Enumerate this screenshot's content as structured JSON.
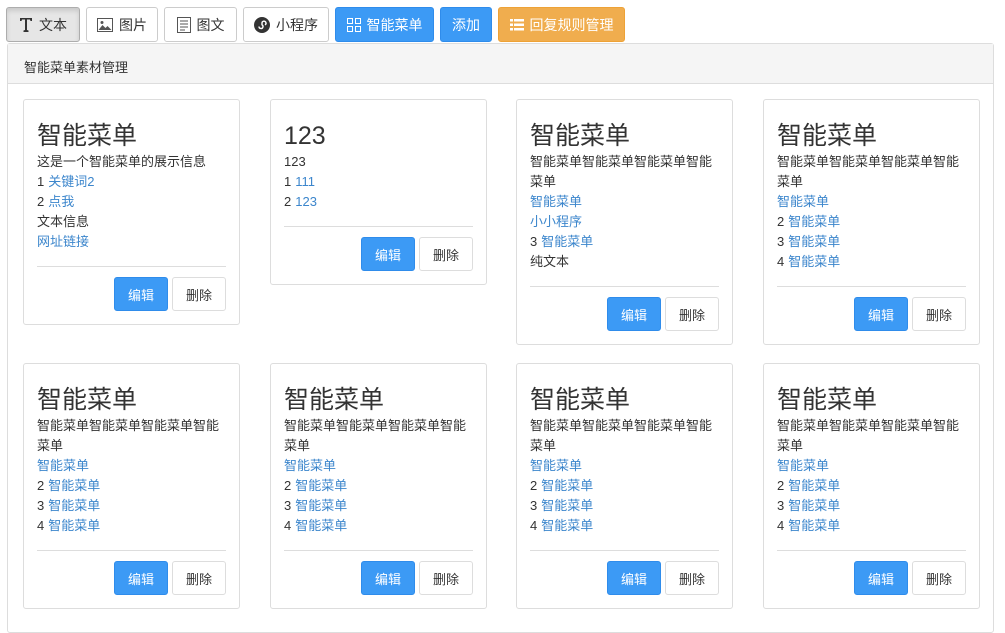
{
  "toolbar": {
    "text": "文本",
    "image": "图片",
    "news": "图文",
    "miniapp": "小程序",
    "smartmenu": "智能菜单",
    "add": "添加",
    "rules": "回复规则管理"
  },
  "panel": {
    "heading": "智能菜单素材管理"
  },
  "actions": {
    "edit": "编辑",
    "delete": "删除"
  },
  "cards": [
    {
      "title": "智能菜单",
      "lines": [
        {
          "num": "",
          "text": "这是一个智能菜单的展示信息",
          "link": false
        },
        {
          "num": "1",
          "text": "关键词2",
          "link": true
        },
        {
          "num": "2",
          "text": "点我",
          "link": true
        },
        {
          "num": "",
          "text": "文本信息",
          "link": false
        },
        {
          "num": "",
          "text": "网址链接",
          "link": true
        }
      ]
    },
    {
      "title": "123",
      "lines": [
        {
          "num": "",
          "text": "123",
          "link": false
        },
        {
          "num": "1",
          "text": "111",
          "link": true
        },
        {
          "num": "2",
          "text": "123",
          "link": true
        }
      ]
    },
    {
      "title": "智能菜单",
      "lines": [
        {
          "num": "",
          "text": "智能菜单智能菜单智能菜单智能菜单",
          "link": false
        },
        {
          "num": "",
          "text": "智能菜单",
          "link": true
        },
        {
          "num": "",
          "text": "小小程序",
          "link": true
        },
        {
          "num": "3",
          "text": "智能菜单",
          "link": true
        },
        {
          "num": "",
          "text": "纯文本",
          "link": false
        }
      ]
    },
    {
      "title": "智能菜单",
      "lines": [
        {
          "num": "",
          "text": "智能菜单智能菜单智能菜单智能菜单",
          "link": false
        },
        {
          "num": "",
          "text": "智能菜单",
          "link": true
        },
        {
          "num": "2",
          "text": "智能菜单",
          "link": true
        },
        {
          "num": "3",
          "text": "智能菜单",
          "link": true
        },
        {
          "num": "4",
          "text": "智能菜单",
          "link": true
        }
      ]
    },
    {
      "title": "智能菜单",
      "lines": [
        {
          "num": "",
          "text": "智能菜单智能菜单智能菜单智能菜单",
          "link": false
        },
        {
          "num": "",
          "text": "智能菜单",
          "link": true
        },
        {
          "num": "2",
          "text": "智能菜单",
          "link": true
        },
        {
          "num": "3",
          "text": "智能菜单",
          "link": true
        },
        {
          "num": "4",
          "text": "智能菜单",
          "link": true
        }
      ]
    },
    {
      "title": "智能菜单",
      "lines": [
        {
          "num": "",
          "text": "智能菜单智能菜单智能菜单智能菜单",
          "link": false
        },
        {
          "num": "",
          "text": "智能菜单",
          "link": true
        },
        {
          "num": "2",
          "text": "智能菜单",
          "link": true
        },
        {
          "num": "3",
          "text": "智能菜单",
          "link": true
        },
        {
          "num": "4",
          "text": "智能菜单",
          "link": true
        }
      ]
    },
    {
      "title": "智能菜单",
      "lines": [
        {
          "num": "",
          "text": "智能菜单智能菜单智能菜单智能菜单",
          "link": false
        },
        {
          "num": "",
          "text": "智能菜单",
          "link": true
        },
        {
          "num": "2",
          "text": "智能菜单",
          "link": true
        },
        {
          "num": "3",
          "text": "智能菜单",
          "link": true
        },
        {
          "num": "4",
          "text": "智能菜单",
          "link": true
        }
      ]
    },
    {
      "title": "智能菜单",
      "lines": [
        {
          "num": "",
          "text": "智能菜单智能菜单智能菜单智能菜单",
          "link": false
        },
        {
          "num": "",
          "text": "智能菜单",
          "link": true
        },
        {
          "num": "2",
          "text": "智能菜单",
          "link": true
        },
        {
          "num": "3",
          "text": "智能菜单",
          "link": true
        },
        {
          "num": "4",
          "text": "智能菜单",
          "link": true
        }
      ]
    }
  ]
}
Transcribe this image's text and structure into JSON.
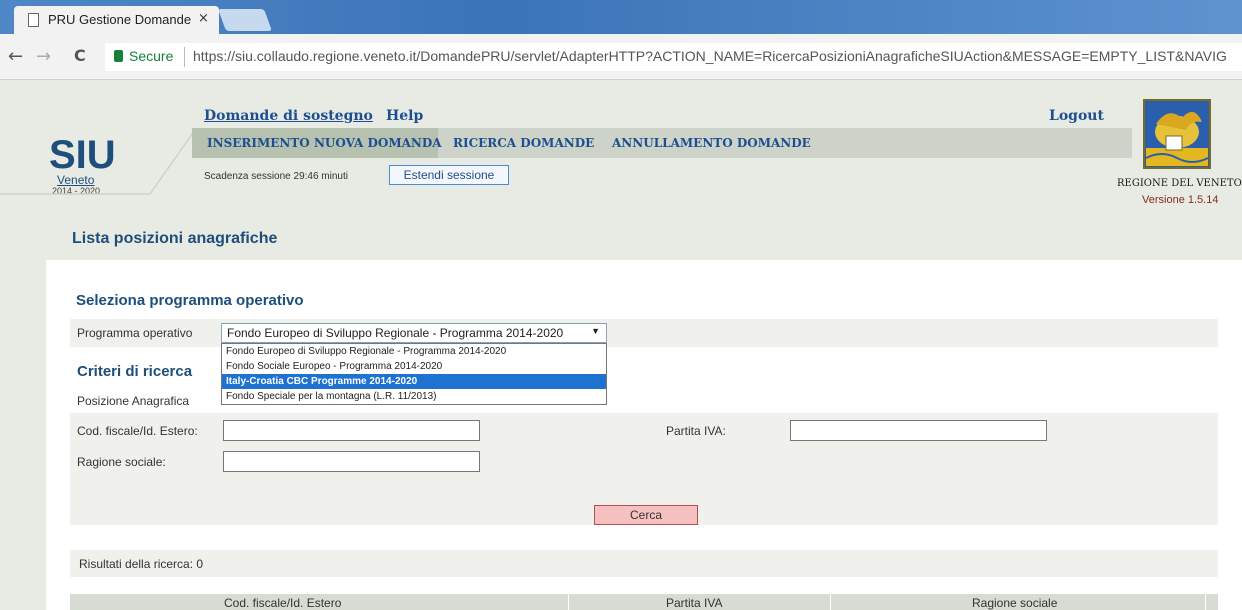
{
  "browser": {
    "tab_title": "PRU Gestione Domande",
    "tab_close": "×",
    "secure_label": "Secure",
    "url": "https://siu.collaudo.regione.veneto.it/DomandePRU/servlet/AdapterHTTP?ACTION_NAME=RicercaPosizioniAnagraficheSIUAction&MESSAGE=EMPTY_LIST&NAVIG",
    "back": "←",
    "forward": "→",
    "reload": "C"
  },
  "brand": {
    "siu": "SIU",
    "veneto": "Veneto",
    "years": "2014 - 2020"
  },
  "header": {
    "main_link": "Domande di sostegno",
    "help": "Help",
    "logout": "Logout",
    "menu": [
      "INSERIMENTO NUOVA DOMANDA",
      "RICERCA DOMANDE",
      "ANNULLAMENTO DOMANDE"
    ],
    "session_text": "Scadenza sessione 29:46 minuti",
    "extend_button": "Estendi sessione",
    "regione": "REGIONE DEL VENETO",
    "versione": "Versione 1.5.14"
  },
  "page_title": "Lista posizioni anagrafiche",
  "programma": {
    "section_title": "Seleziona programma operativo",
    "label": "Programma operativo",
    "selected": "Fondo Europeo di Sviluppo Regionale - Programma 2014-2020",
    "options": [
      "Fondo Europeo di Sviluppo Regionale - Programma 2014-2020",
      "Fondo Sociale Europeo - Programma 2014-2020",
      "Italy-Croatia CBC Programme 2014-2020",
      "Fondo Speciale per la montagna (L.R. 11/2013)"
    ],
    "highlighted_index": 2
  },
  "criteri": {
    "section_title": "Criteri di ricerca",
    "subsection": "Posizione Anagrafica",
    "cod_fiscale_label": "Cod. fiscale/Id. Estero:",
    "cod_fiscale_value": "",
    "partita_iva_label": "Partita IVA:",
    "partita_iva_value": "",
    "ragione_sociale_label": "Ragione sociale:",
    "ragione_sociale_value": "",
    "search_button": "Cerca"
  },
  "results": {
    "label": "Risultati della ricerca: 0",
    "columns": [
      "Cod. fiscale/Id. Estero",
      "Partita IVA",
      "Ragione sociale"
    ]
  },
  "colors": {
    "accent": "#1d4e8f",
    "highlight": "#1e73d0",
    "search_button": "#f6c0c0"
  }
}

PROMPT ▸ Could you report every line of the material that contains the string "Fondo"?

PROBLEM SOLUTION ▸
    "selected": "Fondo Europeo di Sviluppo Regionale - Programma 2014-2020",
      "Fondo Europeo di Sviluppo Regionale - Programma 2014-2020",
      "Fondo Sociale Europeo - Programma 2014-2020",
      "Fondo Speciale per la montagna (L.R. 11/2013)"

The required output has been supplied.